The supply chain is set up for a specific global way of living that has changed overnight. Right now, many companies are playing catch up with no time to build up stock or surplus products.

Understanding how spending patterns are changing due to panic buying, a remaking of the workforce, and an increased focus on essential goods is crucial for companies to stay ahead of the curve and to minimize the production of unneeded or unwanted products.


When recovery begins, there will be a crush on demand for raw materials, factories, and distributors. An end-to-end visibility platform can better predict when recovery begins in earnest and enables companies to contract the right providers earlier than the competition.

The Coronavirus pandemic has exposed organizations to blind spots in the supply chain.

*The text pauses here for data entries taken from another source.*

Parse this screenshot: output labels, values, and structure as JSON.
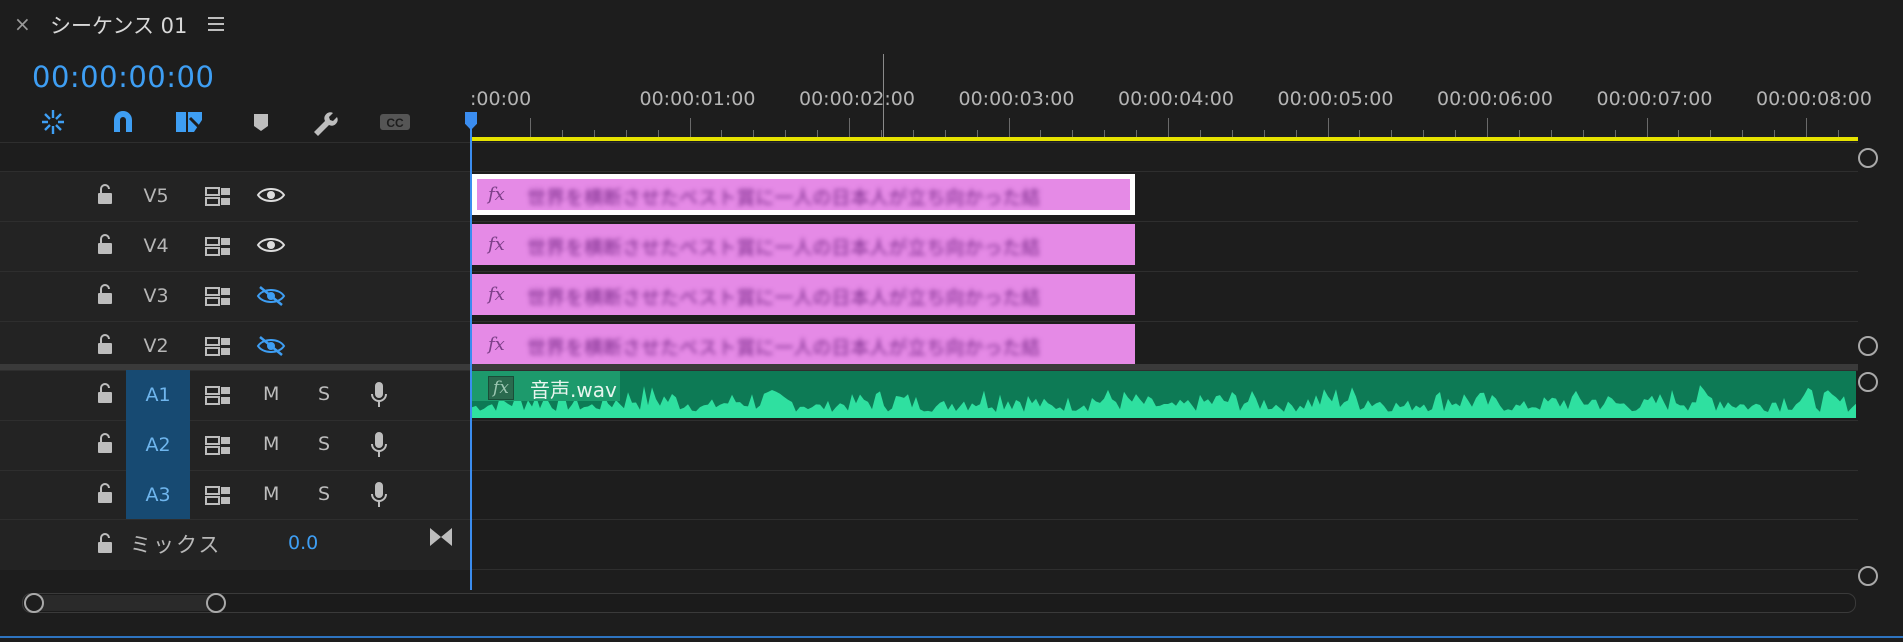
{
  "panel": {
    "close_icon": "×",
    "title": "シーケンス 01",
    "menu_icon": "hamburger-menu-icon"
  },
  "timecode": "00:00:00:00",
  "toolbar": {
    "tools": [
      "insert-overwrite-icon",
      "snap-magnet-icon",
      "linked-selection-icon",
      "marker-icon",
      "wrench-icon",
      "captions-icon"
    ],
    "captions_label": "CC"
  },
  "ruler": {
    "labels": [
      ":00:00",
      "00:00:01:00",
      "00:00:02:00",
      "00:00:03:00",
      "00:00:04:00",
      "00:00:05:00",
      "00:00:06:00",
      "00:00:07:00",
      "00:00:08:00"
    ]
  },
  "video_tracks": [
    {
      "name": "V5",
      "eye": "visible",
      "clip_text": "世界を横断させたベスト賞に一人の日本人が立ち向かった結"
    },
    {
      "name": "V4",
      "eye": "visible",
      "clip_text": "世界を横断させたベスト賞に一人の日本人が立ち向かった結"
    },
    {
      "name": "V3",
      "eye": "hidden",
      "clip_text": "世界を横断させたベスト賞に一人の日本人が立ち向かった結"
    },
    {
      "name": "V2",
      "eye": "hidden",
      "clip_text": "世界を横断させたベスト賞に一人の日本人が立ち向かった結"
    }
  ],
  "audio_tracks": [
    {
      "name": "A1",
      "mute": "M",
      "solo": "S"
    },
    {
      "name": "A2",
      "mute": "M",
      "solo": "S"
    },
    {
      "name": "A3",
      "mute": "M",
      "solo": "S"
    }
  ],
  "audio_clip": {
    "fx": "fx",
    "name": "音声.wav"
  },
  "video_clip_fx": "fx",
  "mix": {
    "label": "ミックス",
    "value": "0.0"
  },
  "colors": {
    "accent_blue": "#3e9ef3",
    "video_clip": "#e58ae6",
    "audio_clip": "#0d7a55",
    "waveform": "#2fe0a0",
    "work_area": "#e6e200",
    "audio_track_header": "#174a72"
  }
}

With a visibility platform, retailers, for example, can know acutely that their product may actually be sitting in containers at the port instead of only knowing that they have unprecedented levels of stock-outs in their stores.

Receiving automated alerts and real-time ETAs will allow companies to significantly improve labor planning and thus reduce operational costs.

The power of knowing in advance when containers will be arriving at a particular port and understanding that port’s manpower allotment responsible for unloading those containers is critical to enable re-balancing of inventory to meet production or customer demand.


The coronavirus has forced many companies to re-evaluate their processes, such as digitizing their supply chain and engaging in more single-country sourcing. Businesses must increase their focus on resilience, risk exposure, and business continuity plans going forward.

While the coronavirus has created massive, unavoidable problems, those problems are exacerbated when companies lack real-time visibility into what is happening across the entire supply chain and therefore fail to make better decisions based on limited information.

UST’s fully integrated and cloud-based UST Omni™ platform enables full transparency, an auditable trail, and deep-dive analytical capabilities, providing a complete and continual health check on your supply chain, sourcing origins, and vendors' performance.

We help organizations achieve real-time visibility and access predictive insights to make critical decisions more quickly than the competition.

Smart companies looking to survive the impact of the coronavirus and thrive when the crisis abates will use technologies like UST Omni™ to analyze their supply chain and orchestrate more intelligent, real-time decisions to keep a step ahead of their competition.